• _Data_:
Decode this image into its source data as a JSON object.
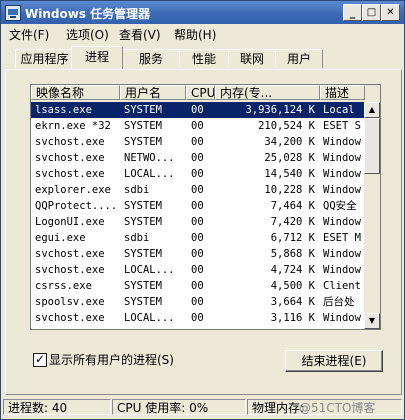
{
  "window": {
    "title": "Windows 任务管理器",
    "buttons": {
      "minimize": "_",
      "maximize": "□",
      "close": "✕"
    }
  },
  "menu": [
    {
      "label": "文件(F)"
    },
    {
      "label": "选项(O)"
    },
    {
      "label": "查看(V)"
    },
    {
      "label": "帮助(H)"
    }
  ],
  "tabs": [
    {
      "label": "应用程序",
      "active": false
    },
    {
      "label": "进程",
      "active": true
    },
    {
      "label": "服务",
      "active": false
    },
    {
      "label": "性能",
      "active": false
    },
    {
      "label": "联网",
      "active": false
    },
    {
      "label": "用户",
      "active": false
    }
  ],
  "table": {
    "columns": [
      "映像名称",
      "用户名",
      "CPU",
      "内存(专...",
      "描述"
    ],
    "rows": [
      {
        "image": "lsass.exe",
        "user": "SYSTEM",
        "cpu": "00",
        "mem": "3,936,124 K",
        "desc": "Local",
        "selected": true
      },
      {
        "image": "ekrn.exe *32",
        "user": "SYSTEM",
        "cpu": "00",
        "mem": "210,524 K",
        "desc": "ESET S"
      },
      {
        "image": "svchost.exe",
        "user": "SYSTEM",
        "cpu": "00",
        "mem": "34,200 K",
        "desc": "Window"
      },
      {
        "image": "svchost.exe",
        "user": "NETWO...",
        "cpu": "00",
        "mem": "25,028 K",
        "desc": "Window"
      },
      {
        "image": "svchost.exe",
        "user": "LOCAL...",
        "cpu": "00",
        "mem": "14,540 K",
        "desc": "Window"
      },
      {
        "image": "explorer.exe",
        "user": "sdbi",
        "cpu": "00",
        "mem": "10,228 K",
        "desc": "Window"
      },
      {
        "image": "QQProtect....",
        "user": "SYSTEM",
        "cpu": "00",
        "mem": "7,464 K",
        "desc": "QQ安全"
      },
      {
        "image": "LogonUI.exe",
        "user": "SYSTEM",
        "cpu": "00",
        "mem": "7,420 K",
        "desc": "Window"
      },
      {
        "image": "egui.exe",
        "user": "sdbi",
        "cpu": "00",
        "mem": "6,712 K",
        "desc": "ESET M"
      },
      {
        "image": "svchost.exe",
        "user": "SYSTEM",
        "cpu": "00",
        "mem": "5,868 K",
        "desc": "Window"
      },
      {
        "image": "svchost.exe",
        "user": "LOCAL...",
        "cpu": "00",
        "mem": "4,724 K",
        "desc": "Window"
      },
      {
        "image": "csrss.exe",
        "user": "SYSTEM",
        "cpu": "00",
        "mem": "4,500 K",
        "desc": "Client"
      },
      {
        "image": "spoolsv.exe",
        "user": "SYSTEM",
        "cpu": "00",
        "mem": "3,664 K",
        "desc": "后台处"
      },
      {
        "image": "svchost.exe",
        "user": "LOCAL...",
        "cpu": "00",
        "mem": "3,116 K",
        "desc": "Window"
      }
    ]
  },
  "show_all_users": {
    "label": "显示所有用户的进程(S)",
    "checked": true
  },
  "end_process_button": "结束进程(E)",
  "status": {
    "processes": "进程数: 40",
    "cpu": "CPU 使用率: 0%",
    "memory": "物理内存:"
  },
  "watermark": "@51CTO博客"
}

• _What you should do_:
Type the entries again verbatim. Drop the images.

• _Problem solution_:
Decode this image into its source data as a JSON object.
{
  "window": {
    "title": "Windows 任务管理器",
    "buttons": {
      "minimize": "_",
      "maximize": "□",
      "close": "✕"
    }
  },
  "menu": [
    {
      "label": "文件(F)"
    },
    {
      "label": "选项(O)"
    },
    {
      "label": "查看(V)"
    },
    {
      "label": "帮助(H)"
    }
  ],
  "tabs": [
    {
      "label": "应用程序",
      "active": false
    },
    {
      "label": "进程",
      "active": true
    },
    {
      "label": "服务",
      "active": false
    },
    {
      "label": "性能",
      "active": false
    },
    {
      "label": "联网",
      "active": false
    },
    {
      "label": "用户",
      "active": false
    }
  ],
  "table": {
    "columns": [
      "映像名称",
      "用户名",
      "CPU",
      "内存(专...",
      "描述"
    ],
    "rows": [
      {
        "image": "lsass.exe",
        "user": "SYSTEM",
        "cpu": "00",
        "mem": "3,936,124 K",
        "desc": "Local",
        "selected": true
      },
      {
        "image": "ekrn.exe *32",
        "user": "SYSTEM",
        "cpu": "00",
        "mem": "210,524 K",
        "desc": "ESET S"
      },
      {
        "image": "svchost.exe",
        "user": "SYSTEM",
        "cpu": "00",
        "mem": "34,200 K",
        "desc": "Window"
      },
      {
        "image": "svchost.exe",
        "user": "NETWO...",
        "cpu": "00",
        "mem": "25,028 K",
        "desc": "Window"
      },
      {
        "image": "svchost.exe",
        "user": "LOCAL...",
        "cpu": "00",
        "mem": "14,540 K",
        "desc": "Window"
      },
      {
        "image": "explorer.exe",
        "user": "sdbi",
        "cpu": "00",
        "mem": "10,228 K",
        "desc": "Window"
      },
      {
        "image": "QQProtect....",
        "user": "SYSTEM",
        "cpu": "00",
        "mem": "7,464 K",
        "desc": "QQ安全"
      },
      {
        "image": "LogonUI.exe",
        "user": "SYSTEM",
        "cpu": "00",
        "mem": "7,420 K",
        "desc": "Window"
      },
      {
        "image": "egui.exe",
        "user": "sdbi",
        "cpu": "00",
        "mem": "6,712 K",
        "desc": "ESET M"
      },
      {
        "image": "svchost.exe",
        "user": "SYSTEM",
        "cpu": "00",
        "mem": "5,868 K",
        "desc": "Window"
      },
      {
        "image": "svchost.exe",
        "user": "LOCAL...",
        "cpu": "00",
        "mem": "4,724 K",
        "desc": "Window"
      },
      {
        "image": "csrss.exe",
        "user": "SYSTEM",
        "cpu": "00",
        "mem": "4,500 K",
        "desc": "Client"
      },
      {
        "image": "spoolsv.exe",
        "user": "SYSTEM",
        "cpu": "00",
        "mem": "3,664 K",
        "desc": "后台处"
      },
      {
        "image": "svchost.exe",
        "user": "LOCAL...",
        "cpu": "00",
        "mem": "3,116 K",
        "desc": "Window"
      }
    ]
  },
  "show_all_users": {
    "label": "显示所有用户的进程(S)",
    "checked": true
  },
  "end_process_button": "结束进程(E)",
  "status": {
    "processes": "进程数: 40",
    "cpu": "CPU 使用率: 0%",
    "memory": "物理内存:"
  },
  "watermark": "@51CTO博客"
}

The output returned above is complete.